Global warming – Climate change – Weather extremes

Words matter. Nowhere can it be seen better than when using “climate change” instead of “global warming”, and now the US Government wants to use “weather extremes” instead of “climate change”.

Hurricane Harvey, which became Tropical Storm Harvey, has flooded huge areas of southeastern Texas. Unfortunately, the increasing water temperature in the Gulf of Mexico causes hurricanes and tropical storms to become stronger and more frequent. Higher water temperatures also feed the storm with more water over the sea. This falls as rain over land with increasingly severe floods.

Calling this a “weather extreme” blindfolds stakeholders in two ways.

Weather versus climate: Calling a spade a spade

Weather is local and short-term, climate is global and long-term.

Calling weather what needs to be described as climate robs people of information. It takes away the awareness that the atmosphere as a dynamic system. Climate can be observed in the long-term, regionally or even globally. Climate can be described by parameters like average of temperature, humidity and rainfall patterns over seasons, years or decades. Climate can be modelled and simulated, and predictions can be derived.

Ignoring climate and limiting oneself to weather, restricts someone’s horizon to the next weather forecast at best.

Wrong or lack of information causes wrong decisions. Obvious choices are not made due to self-imposed amateurism.

Focus on weather also favors passivity and inaction. Weather happens; it cannot be influenced, so why should someone look any further?

Global warming versus climate change

Based on the NASA web site, “Global warming refers to the upward temperature trend across the entire Earth since the early 20th century, and most notably since the late 1970s, due to the increase in fossil fuel emissions since the industrial revolution. Worldwide since 1880, the average surface temperature has gone up by about 0.8 °C (1.4 °F), relative to the mid-20th-century baseline (of 1951-1980).”

“Climate change refers to a broad range of global phenomena created predominantly by burning fossil fuels, which add heat-trapping gases to Earth’s atmosphere.
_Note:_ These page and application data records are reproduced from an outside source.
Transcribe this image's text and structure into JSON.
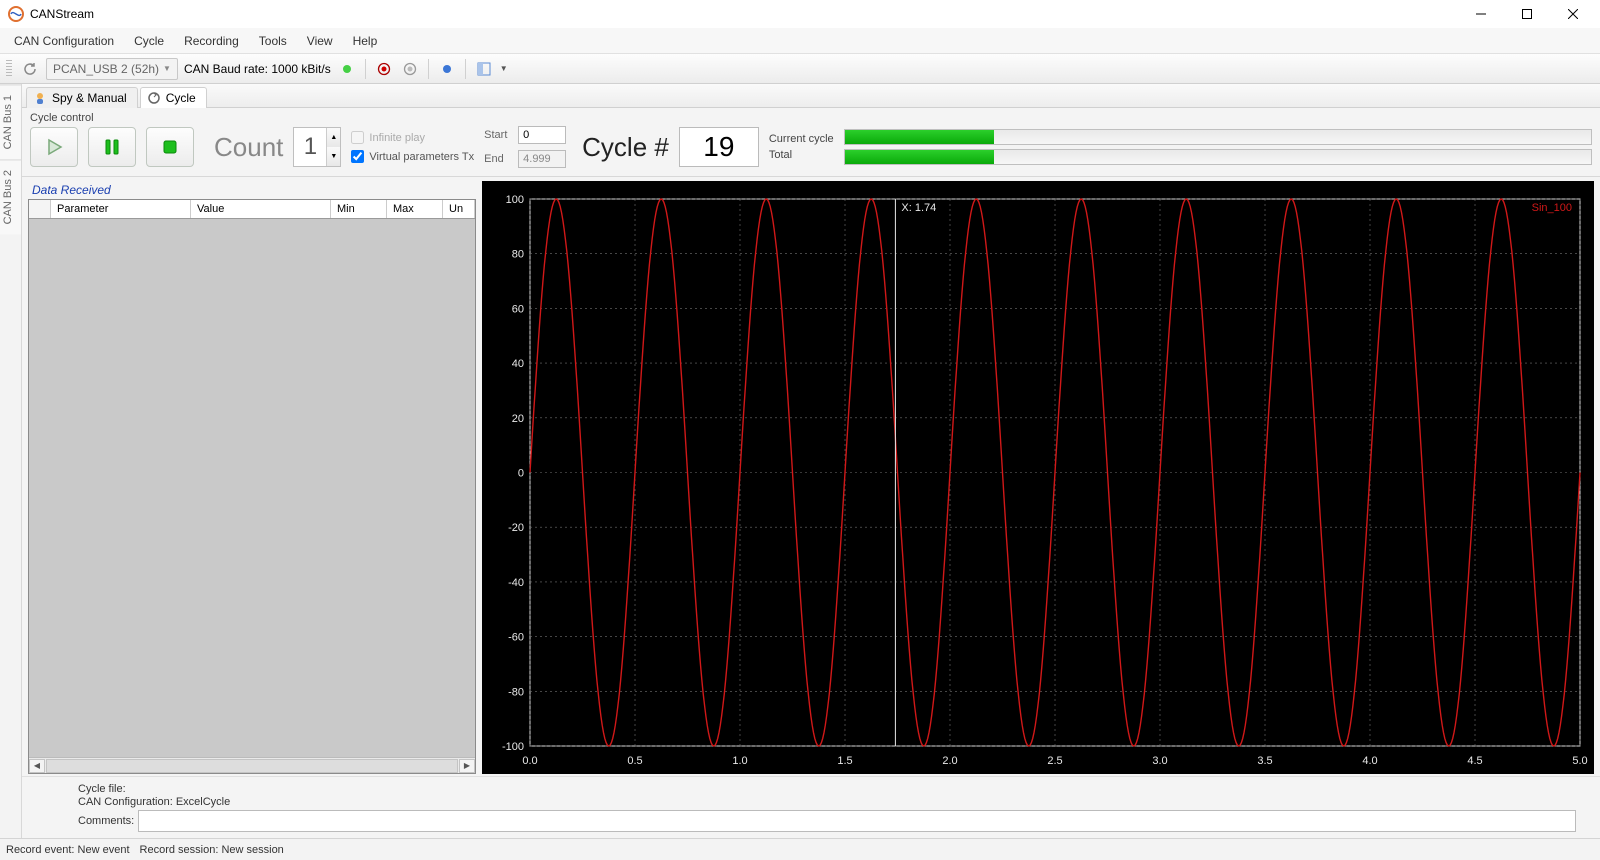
{
  "window": {
    "title": "CANStream"
  },
  "menu": {
    "can_config": "CAN Configuration",
    "cycle": "Cycle",
    "recording": "Recording",
    "tools": "Tools",
    "view": "View",
    "help": "Help"
  },
  "toolbar": {
    "device": "PCAN_USB 2 (52h)",
    "baud": "CAN Baud rate: 1000 kBit/s"
  },
  "vtabs": {
    "bus1": "CAN Bus 1",
    "bus2": "CAN Bus 2"
  },
  "doctabs": {
    "spy": "Spy & Manual",
    "cycle": "Cycle"
  },
  "cycle": {
    "group": "Cycle control",
    "count_label": "Count",
    "count_value": "1",
    "infinite": "Infinite play",
    "virtual": "Virtual parameters Tx",
    "start_label": "Start",
    "start_value": "0",
    "end_label": "End",
    "end_value": "4.999",
    "hash_label": "Cycle #",
    "hash_value": "19",
    "current_label": "Current cycle",
    "total_label": "Total",
    "progress_pct": "20%"
  },
  "grid": {
    "title": "Data Received",
    "cols": {
      "param": "Parameter",
      "value": "Value",
      "min": "Min",
      "max": "Max",
      "un": "Un"
    }
  },
  "graph": {
    "cursor_label": "X: 1.74",
    "series_label": "Sin_100",
    "y_ticks": [
      "100",
      "80",
      "60",
      "40",
      "20",
      "0",
      "-20",
      "-40",
      "-60",
      "-80",
      "-100"
    ],
    "x_ticks": [
      "0.0",
      "0.5",
      "1.0",
      "1.5",
      "2.0",
      "2.5",
      "3.0",
      "3.5",
      "4.0",
      "4.5",
      "5.0"
    ]
  },
  "info": {
    "cycle_file": "Cycle file:",
    "can_config": "CAN Configuration: ExcelCycle",
    "comments": "Comments:"
  },
  "status": {
    "record_event": "Record event: New event",
    "record_session": "Record session: New session"
  },
  "chart_data": {
    "type": "line",
    "title": "",
    "xlabel": "",
    "ylabel": "",
    "xlim": [
      0.0,
      5.0
    ],
    "ylim": [
      -100,
      100
    ],
    "cursor_x": 1.74,
    "series": [
      {
        "name": "Sin_100",
        "color": "#d01818",
        "function": "100 * sin(2*pi*2*x)",
        "frequency_hz": 2.0,
        "amplitude": 100,
        "sample_points_approx": [
          {
            "x": 0.0,
            "y": 0
          },
          {
            "x": 0.125,
            "y": 100
          },
          {
            "x": 0.25,
            "y": 0
          },
          {
            "x": 0.375,
            "y": -100
          },
          {
            "x": 0.5,
            "y": 0
          },
          {
            "x": 0.625,
            "y": 100
          },
          {
            "x": 0.75,
            "y": 0
          },
          {
            "x": 0.875,
            "y": -100
          },
          {
            "x": 1.0,
            "y": 0
          },
          {
            "x": 1.125,
            "y": 100
          },
          {
            "x": 1.25,
            "y": 0
          },
          {
            "x": 1.375,
            "y": -100
          },
          {
            "x": 1.5,
            "y": 0
          },
          {
            "x": 1.625,
            "y": 100
          },
          {
            "x": 1.75,
            "y": 0
          },
          {
            "x": 1.875,
            "y": -100
          },
          {
            "x": 2.0,
            "y": 0
          },
          {
            "x": 2.125,
            "y": 100
          },
          {
            "x": 2.25,
            "y": 0
          },
          {
            "x": 2.375,
            "y": -100
          },
          {
            "x": 2.5,
            "y": 0
          },
          {
            "x": 2.625,
            "y": 100
          },
          {
            "x": 2.75,
            "y": 0
          },
          {
            "x": 2.875,
            "y": -100
          },
          {
            "x": 3.0,
            "y": 0
          },
          {
            "x": 3.125,
            "y": 100
          },
          {
            "x": 3.25,
            "y": 0
          },
          {
            "x": 3.375,
            "y": -100
          },
          {
            "x": 3.5,
            "y": 0
          },
          {
            "x": 3.625,
            "y": 100
          },
          {
            "x": 3.75,
            "y": 0
          },
          {
            "x": 3.875,
            "y": -100
          },
          {
            "x": 4.0,
            "y": 0
          },
          {
            "x": 4.125,
            "y": 100
          },
          {
            "x": 4.25,
            "y": 0
          },
          {
            "x": 4.375,
            "y": -100
          },
          {
            "x": 4.5,
            "y": 0
          },
          {
            "x": 4.625,
            "y": 100
          },
          {
            "x": 4.75,
            "y": 0
          },
          {
            "x": 4.875,
            "y": -100
          },
          {
            "x": 5.0,
            "y": 0
          }
        ]
      }
    ]
  }
}
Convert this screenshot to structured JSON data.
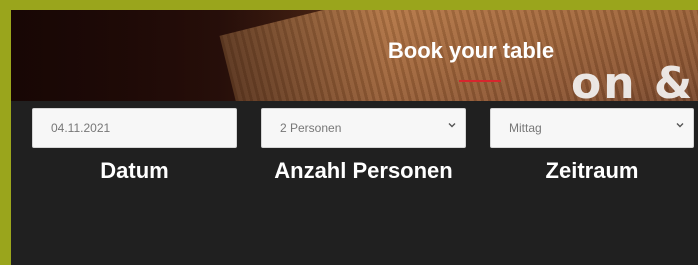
{
  "hero": {
    "title": "Book your table",
    "sign_text": "on &",
    "accent_color": "#d7262e"
  },
  "form": {
    "date": {
      "value": "04.11.2021",
      "label": "Datum"
    },
    "persons": {
      "value": "2 Personen",
      "label": "Anzahl Personen",
      "icon": "chevron-down-icon"
    },
    "period": {
      "value": "Mittag",
      "label": "Zeitraum",
      "icon": "chevron-down-icon"
    }
  },
  "colors": {
    "outer_border": "#9aa51c",
    "panel_bg": "#202020",
    "field_bg": "#f7f7f7"
  }
}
These phenomena include the increased temperature trends described by global warming, but also encompass changes such as sea level rise; ice mass loss in Greenland, Antarctica, the Arctic and mountain glaciers worldwide; shifts in flower/plant blooming; and extreme weather events.”

Using the term “climate change” instead of “global warming” puts the emphasis on climate and potentially also enlarges the focus onto other topics beyond increasing temperature levels.

However, “global warming” is the dominating factor for melting ice around the poles and up mountains, the rising sea level, and the migration of flora and fauna into new geographic zones, so that the question arises if we should not use “global warming” more prominently in our discussion about the future of our planet.

Global warming causes climate change.

Climate change causes weather extremes.